Taking the Mount Jefferson Loop Trail

Mount Jefferson via Caps Ridge Trail
The Mount Jefferson via Caps Ridge Trail

Moreover, as you go along with the Gulfside Trail, a quick detour will lead you to Mount Jefferson Loop Trail. This will take you up and over the rocky summit of Mount Jefferson. Additionally, you can go on another peak by taking Mount Clay Loop, which leads to its namesake mountain before joining up with the Gulfside Trail. Near Mount Washington, the route takes a sharp turn south towards the eastern side of the summit. Arriving at the junction, turn left onto Crawford Path to reach the peak behind the Tip Top House Museum

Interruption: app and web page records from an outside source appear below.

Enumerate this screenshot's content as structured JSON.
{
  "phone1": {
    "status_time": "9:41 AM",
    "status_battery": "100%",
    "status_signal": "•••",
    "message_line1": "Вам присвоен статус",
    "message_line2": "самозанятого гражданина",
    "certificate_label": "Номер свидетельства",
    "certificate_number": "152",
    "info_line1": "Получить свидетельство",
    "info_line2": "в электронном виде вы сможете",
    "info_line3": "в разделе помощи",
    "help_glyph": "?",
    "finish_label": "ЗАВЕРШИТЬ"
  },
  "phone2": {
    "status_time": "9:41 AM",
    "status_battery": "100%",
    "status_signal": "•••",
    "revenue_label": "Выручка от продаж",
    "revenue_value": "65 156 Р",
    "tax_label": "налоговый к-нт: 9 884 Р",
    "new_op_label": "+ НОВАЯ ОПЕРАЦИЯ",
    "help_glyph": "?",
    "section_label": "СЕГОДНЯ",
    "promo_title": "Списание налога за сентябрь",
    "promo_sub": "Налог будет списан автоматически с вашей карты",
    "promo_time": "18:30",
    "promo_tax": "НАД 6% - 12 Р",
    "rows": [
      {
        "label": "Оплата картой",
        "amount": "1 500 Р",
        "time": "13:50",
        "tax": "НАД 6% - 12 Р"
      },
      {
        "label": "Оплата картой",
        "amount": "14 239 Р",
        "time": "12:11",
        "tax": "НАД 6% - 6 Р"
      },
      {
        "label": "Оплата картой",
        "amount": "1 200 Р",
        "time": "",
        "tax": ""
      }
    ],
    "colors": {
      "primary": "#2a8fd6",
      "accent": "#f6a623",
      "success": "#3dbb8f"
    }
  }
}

As soon as you have had your fill, head back down the Crawford Path. At the first junction, turn left to continue off the summit. The Crawford Path is the oldest continuously maintained trail in the Northeast. In 2018, more than 150 volunteers showed their love for the Path by repairing 9.3 miles of trail and restoring 1.5 acres of wildlife habitat through a National Forest Foundation-led effort, supported in part by REI. 2019 marked the 200th anniversary of the route.


Along the way, except for a couple of detours, continue following the Crawford Path to the end of the traverse. When getting tired, simply stay on that trail the whole way, but you may miss the last few summits! Otherwise, continue past the Lake of the Clouds Hut, then take the Mount Monroe Loop Trail to summit Mount Monroe and Little Mount Monroe. Then rejoin the Crawford Path for about 0.3 miles before taking Mount Franklin Loop to bag Mount Franklin. A little over a mile from Crawford Path to Mount Eisenhower Loop Trail will take you to the second to the last summit. Lastly, detour onto the Appalachian Trail to tag your last peak, Mount Pierce. Then follow the AT to Mizpah Spring Hut, where you can fill up your water and use the restroom.

The Rewards

After filling up your water and using the restroom, take Webster Cliff Trail to Mizpah Cut-off Trail, which leads you back to Crawford Path. If time is still on your side, continue your hike on Gibbs Falls Spur Trail to visit Gibbs Falls. From there, it is only about a half-mile to the end of the hike which terminates at the AMC Highland Center.

The Presidential Traverse hike is one of the most intense and scenic activities in the Northeast, New Hampshire’s White Mountains. Covering twenty miles of occasionally strenuous, often stunning, and gorgeous terrain, it takes hikers to cross seven 4,000-foot peaks, over the Presidential Range - all named after U.S. presidents: Madison, Adams, Jefferson, Washington, Monroe, Eisenhower, and Pierce. Hikers who want to nail down a bit more mileage can add four nonpresidential peaks to their adventure. Namely, the Clay, Jackson (named for New Hampshire geologist Charles Thomas Jackson), Webster, and Franklin.

The rewards though are plentiful. Most especially, the two superbly scenic ranges – the Great Gulf and the Presidential Range–Dry River areas. Also, an opportunity to ascend Mount Washington, cannot be taken for granted. It is one of the country’s most famous peaks. Other than that, to follow in the footsteps of so many previous generations along the Crawford Path. The oldest continuously used and maintained hiking trail in the country. Additionally, several stops along the hike offer views that can extend deep into Vermont and Maine.


Lastly, since the trail is difficult with so many trails here and there, there is no harm in being cautious, at times. This hike is not an adventure for beginners - or even experienced ones if they are making their first trip to the Whites.

Dogs are allowed but in leashed